Search the entries for the word "Left" and pull out each line that has it.

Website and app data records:
:::::

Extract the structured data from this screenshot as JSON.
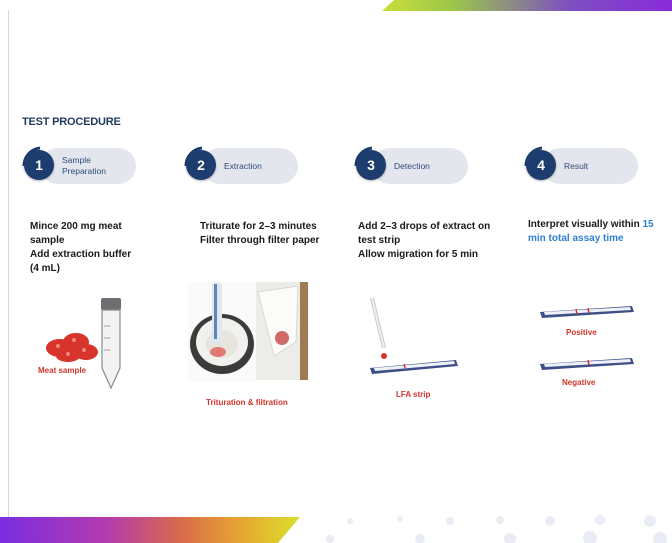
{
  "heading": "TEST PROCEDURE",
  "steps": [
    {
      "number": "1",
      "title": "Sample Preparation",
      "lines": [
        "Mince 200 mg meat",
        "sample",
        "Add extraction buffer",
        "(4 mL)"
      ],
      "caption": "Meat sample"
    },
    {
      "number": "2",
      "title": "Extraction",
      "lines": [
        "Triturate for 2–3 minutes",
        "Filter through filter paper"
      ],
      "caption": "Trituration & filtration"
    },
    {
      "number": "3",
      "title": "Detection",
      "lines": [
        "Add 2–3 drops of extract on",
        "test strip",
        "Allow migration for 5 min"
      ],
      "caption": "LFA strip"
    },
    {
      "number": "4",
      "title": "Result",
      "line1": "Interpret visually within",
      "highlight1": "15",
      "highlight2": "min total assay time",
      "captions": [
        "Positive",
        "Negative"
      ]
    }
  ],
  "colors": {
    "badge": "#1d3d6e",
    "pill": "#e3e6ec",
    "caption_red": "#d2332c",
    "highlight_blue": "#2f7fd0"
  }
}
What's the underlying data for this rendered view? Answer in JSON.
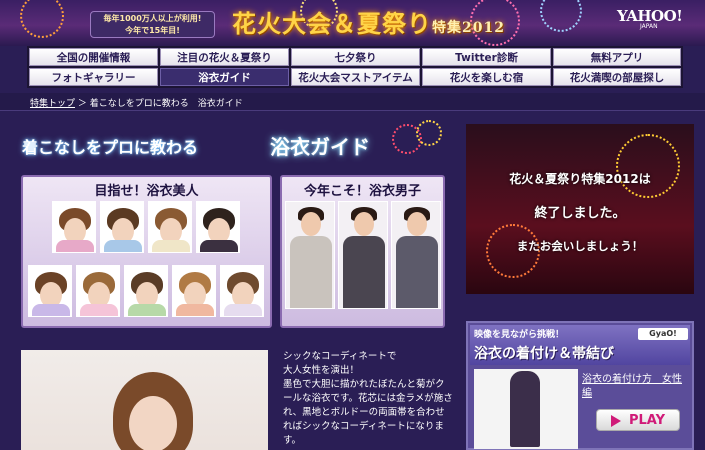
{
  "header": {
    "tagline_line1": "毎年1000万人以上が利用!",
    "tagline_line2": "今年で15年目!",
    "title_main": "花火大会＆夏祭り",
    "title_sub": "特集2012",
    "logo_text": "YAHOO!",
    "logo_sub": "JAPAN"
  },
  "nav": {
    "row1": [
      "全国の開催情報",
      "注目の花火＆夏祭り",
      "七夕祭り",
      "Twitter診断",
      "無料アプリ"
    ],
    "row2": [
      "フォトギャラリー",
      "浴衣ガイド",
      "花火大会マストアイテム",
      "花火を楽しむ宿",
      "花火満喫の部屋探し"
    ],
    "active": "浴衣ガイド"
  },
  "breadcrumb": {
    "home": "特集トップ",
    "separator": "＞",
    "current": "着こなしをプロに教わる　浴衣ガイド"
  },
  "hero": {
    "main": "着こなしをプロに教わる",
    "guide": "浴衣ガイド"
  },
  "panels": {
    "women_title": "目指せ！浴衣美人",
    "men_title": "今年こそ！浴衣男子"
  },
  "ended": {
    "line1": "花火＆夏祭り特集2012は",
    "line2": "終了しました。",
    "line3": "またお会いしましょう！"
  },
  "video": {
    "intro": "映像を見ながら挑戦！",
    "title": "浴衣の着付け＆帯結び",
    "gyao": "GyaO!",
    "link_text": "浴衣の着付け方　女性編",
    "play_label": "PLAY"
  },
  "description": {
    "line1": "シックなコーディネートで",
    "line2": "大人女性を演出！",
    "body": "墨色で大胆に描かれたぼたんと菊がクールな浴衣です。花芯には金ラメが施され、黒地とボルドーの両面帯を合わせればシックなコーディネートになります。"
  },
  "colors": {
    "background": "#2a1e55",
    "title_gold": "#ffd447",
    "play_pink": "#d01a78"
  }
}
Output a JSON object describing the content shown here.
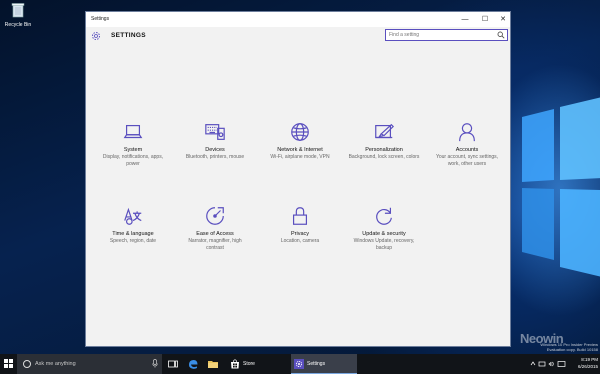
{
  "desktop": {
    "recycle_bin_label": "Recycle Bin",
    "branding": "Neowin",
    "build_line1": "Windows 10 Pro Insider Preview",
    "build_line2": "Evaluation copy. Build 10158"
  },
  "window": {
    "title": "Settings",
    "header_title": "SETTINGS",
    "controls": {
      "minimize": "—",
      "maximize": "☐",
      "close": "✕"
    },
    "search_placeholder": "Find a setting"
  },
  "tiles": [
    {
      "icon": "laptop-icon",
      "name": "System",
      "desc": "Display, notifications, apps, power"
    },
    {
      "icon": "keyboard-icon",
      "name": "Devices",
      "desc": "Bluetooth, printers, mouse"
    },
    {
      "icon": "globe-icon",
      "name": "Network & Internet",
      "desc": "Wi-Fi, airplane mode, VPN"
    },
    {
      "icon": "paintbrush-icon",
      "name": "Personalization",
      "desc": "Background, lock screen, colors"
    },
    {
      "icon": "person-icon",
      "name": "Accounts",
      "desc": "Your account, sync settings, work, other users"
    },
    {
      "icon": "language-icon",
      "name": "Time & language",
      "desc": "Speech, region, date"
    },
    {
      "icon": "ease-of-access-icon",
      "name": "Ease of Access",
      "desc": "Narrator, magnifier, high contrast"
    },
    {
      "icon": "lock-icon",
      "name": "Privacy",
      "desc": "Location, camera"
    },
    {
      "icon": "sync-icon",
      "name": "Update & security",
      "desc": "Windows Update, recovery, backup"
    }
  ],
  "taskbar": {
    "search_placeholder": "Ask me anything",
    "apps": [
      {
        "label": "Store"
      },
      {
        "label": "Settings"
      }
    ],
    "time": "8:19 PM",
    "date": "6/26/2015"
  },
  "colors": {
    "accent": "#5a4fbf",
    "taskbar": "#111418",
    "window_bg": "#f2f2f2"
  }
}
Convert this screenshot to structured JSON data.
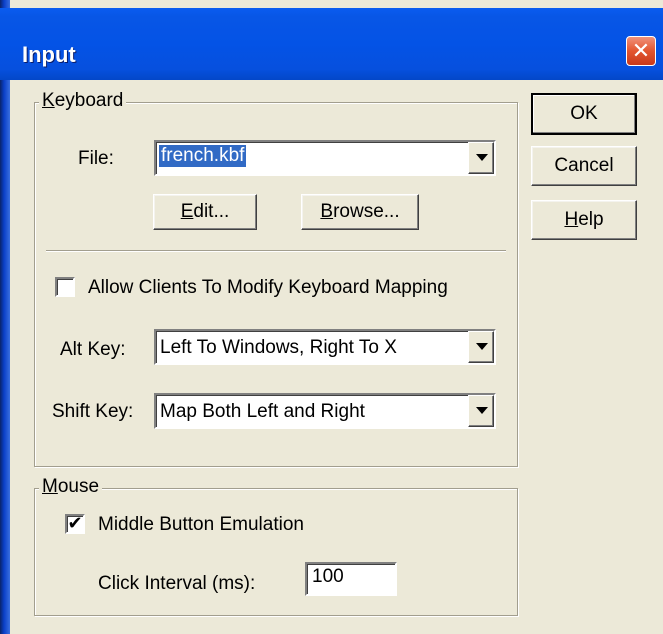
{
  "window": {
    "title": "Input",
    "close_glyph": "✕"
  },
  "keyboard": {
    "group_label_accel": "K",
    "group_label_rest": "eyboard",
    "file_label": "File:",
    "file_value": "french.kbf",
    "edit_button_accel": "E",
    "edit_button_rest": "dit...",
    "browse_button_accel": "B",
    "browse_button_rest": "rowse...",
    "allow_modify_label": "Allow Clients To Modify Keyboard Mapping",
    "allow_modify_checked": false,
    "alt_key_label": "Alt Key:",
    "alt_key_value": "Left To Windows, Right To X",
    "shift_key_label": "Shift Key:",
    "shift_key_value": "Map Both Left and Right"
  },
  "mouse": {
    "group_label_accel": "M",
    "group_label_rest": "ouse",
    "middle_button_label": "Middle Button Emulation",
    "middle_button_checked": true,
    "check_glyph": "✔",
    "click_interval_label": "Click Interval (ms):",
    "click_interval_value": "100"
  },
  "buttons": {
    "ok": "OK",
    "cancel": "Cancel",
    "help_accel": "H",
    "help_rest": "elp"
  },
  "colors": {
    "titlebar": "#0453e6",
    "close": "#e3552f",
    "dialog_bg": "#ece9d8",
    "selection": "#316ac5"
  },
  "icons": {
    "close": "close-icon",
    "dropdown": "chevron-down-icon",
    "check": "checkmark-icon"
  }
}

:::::

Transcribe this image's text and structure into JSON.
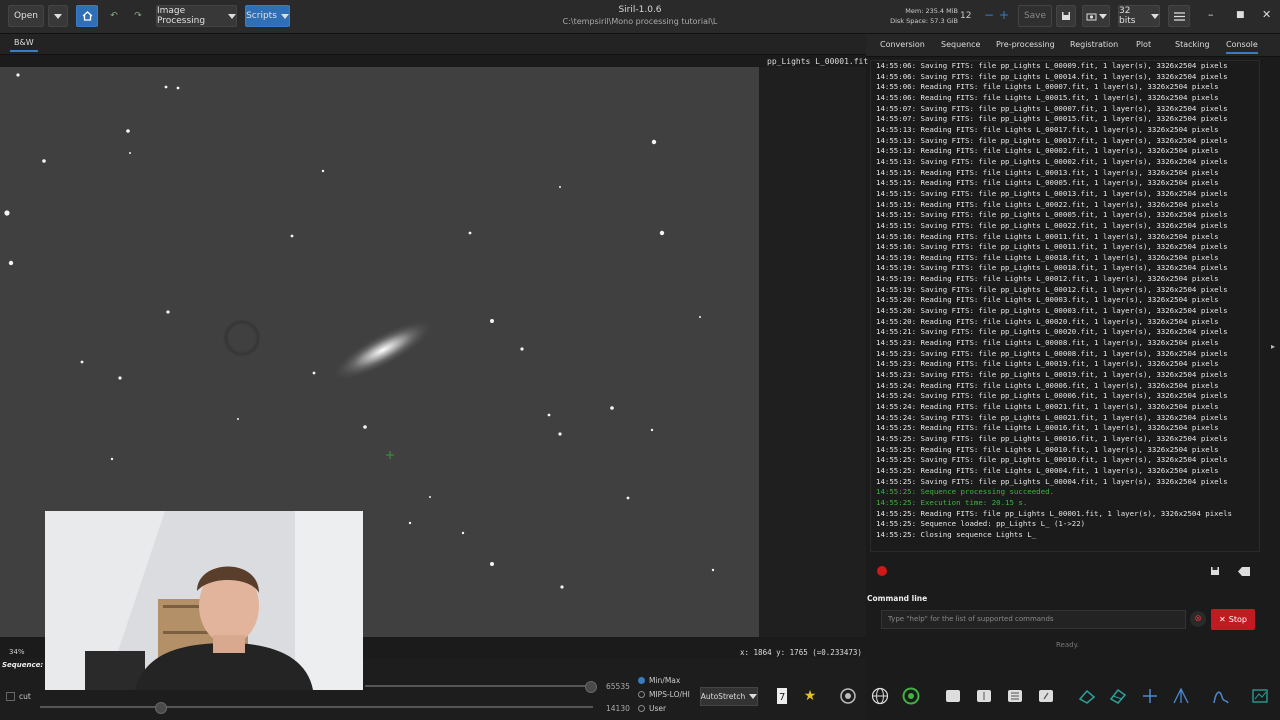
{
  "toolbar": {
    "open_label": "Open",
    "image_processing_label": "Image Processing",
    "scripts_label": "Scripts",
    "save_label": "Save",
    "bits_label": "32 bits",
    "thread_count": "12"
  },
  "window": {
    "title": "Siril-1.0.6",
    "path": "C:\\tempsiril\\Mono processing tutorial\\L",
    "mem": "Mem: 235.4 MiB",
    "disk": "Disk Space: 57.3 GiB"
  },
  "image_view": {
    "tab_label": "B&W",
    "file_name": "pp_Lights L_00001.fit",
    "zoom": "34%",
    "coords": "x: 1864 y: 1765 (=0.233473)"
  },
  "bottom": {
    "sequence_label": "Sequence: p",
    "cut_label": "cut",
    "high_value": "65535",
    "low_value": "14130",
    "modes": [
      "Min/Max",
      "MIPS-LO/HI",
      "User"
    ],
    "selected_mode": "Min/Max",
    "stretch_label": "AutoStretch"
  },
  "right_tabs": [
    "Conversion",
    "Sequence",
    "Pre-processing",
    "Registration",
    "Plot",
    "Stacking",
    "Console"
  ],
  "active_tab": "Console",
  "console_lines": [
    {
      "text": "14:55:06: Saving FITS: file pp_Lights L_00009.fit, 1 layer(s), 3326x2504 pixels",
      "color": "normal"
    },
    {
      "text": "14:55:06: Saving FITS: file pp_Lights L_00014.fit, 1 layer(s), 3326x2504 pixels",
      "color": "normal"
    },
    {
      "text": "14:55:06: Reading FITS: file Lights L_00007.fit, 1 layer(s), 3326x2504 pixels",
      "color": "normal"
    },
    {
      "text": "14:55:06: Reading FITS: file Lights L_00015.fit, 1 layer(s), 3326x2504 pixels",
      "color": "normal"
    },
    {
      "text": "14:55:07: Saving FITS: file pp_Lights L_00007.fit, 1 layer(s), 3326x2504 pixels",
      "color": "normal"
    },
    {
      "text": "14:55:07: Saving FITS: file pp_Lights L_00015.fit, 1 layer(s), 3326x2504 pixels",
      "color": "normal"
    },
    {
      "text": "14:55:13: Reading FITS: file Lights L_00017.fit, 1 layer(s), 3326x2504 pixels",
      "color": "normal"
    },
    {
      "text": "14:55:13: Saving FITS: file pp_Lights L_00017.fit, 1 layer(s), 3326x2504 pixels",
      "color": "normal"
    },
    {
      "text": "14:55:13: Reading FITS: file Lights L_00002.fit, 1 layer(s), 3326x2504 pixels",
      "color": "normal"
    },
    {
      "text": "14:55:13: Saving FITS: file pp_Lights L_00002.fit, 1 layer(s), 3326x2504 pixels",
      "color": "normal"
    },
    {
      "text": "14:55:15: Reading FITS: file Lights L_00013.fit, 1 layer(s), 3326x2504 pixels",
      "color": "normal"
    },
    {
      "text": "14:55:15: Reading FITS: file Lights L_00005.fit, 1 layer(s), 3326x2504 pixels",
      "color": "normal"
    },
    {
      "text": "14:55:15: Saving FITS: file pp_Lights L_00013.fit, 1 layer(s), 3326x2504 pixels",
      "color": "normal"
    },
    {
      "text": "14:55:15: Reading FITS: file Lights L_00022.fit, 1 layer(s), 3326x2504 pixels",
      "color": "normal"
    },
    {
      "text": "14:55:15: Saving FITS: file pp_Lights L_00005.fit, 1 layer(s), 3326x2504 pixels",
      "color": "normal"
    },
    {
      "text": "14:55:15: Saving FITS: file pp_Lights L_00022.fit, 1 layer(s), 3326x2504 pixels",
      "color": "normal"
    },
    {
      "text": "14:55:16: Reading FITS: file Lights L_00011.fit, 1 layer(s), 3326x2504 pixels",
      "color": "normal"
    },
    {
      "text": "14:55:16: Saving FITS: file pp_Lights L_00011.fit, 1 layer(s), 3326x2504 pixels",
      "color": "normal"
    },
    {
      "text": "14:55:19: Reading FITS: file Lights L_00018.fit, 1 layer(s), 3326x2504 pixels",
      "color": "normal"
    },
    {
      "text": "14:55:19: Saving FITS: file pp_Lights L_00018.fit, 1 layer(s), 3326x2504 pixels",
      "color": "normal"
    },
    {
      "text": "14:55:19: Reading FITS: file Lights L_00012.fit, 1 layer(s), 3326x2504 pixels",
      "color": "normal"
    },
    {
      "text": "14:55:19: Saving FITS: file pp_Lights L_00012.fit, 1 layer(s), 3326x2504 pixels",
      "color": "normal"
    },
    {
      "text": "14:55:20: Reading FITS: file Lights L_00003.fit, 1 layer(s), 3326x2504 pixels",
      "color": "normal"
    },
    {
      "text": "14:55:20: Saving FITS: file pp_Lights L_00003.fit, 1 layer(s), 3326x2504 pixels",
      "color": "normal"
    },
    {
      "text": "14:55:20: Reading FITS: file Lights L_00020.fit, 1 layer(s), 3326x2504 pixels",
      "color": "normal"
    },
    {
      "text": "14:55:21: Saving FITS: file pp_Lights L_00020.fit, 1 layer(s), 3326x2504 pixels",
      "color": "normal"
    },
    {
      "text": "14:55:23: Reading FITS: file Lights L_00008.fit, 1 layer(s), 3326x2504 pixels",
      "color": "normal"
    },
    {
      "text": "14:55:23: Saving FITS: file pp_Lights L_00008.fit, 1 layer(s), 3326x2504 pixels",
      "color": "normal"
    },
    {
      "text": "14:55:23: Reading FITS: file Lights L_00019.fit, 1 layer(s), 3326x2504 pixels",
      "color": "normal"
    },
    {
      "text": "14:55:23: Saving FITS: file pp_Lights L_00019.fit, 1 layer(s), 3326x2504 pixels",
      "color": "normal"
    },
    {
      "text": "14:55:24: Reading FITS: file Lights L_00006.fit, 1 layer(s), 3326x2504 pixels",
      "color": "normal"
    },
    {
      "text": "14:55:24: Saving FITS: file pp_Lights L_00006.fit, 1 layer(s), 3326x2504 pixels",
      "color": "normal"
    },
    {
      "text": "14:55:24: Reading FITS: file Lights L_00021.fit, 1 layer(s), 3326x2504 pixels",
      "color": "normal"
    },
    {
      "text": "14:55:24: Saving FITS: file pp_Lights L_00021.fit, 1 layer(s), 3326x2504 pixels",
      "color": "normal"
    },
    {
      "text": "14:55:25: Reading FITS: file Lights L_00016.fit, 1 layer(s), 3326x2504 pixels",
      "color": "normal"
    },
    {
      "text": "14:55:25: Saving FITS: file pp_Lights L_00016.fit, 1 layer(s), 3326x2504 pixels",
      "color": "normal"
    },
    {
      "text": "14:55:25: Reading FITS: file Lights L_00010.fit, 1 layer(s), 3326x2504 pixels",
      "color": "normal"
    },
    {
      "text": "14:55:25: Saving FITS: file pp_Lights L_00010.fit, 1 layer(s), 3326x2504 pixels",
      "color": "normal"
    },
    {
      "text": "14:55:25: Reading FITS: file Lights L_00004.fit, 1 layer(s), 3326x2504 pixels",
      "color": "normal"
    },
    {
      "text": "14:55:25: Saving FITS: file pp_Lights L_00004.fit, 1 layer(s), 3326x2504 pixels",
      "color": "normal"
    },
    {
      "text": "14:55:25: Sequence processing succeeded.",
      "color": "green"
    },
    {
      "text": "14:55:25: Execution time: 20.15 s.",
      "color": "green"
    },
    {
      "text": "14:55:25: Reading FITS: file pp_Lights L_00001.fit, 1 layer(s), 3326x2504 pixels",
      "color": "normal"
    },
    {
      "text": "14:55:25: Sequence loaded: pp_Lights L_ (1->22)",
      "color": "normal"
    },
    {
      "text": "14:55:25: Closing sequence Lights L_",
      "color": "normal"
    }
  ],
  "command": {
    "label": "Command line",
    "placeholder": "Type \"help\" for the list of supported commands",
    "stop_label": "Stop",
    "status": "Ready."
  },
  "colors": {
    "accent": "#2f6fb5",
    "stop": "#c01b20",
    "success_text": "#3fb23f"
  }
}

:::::

> **Reply to the task**:
    "alt_key_value": "Left To Windows, Right To X",
    "shift_key_value": "Map Both Left and Right"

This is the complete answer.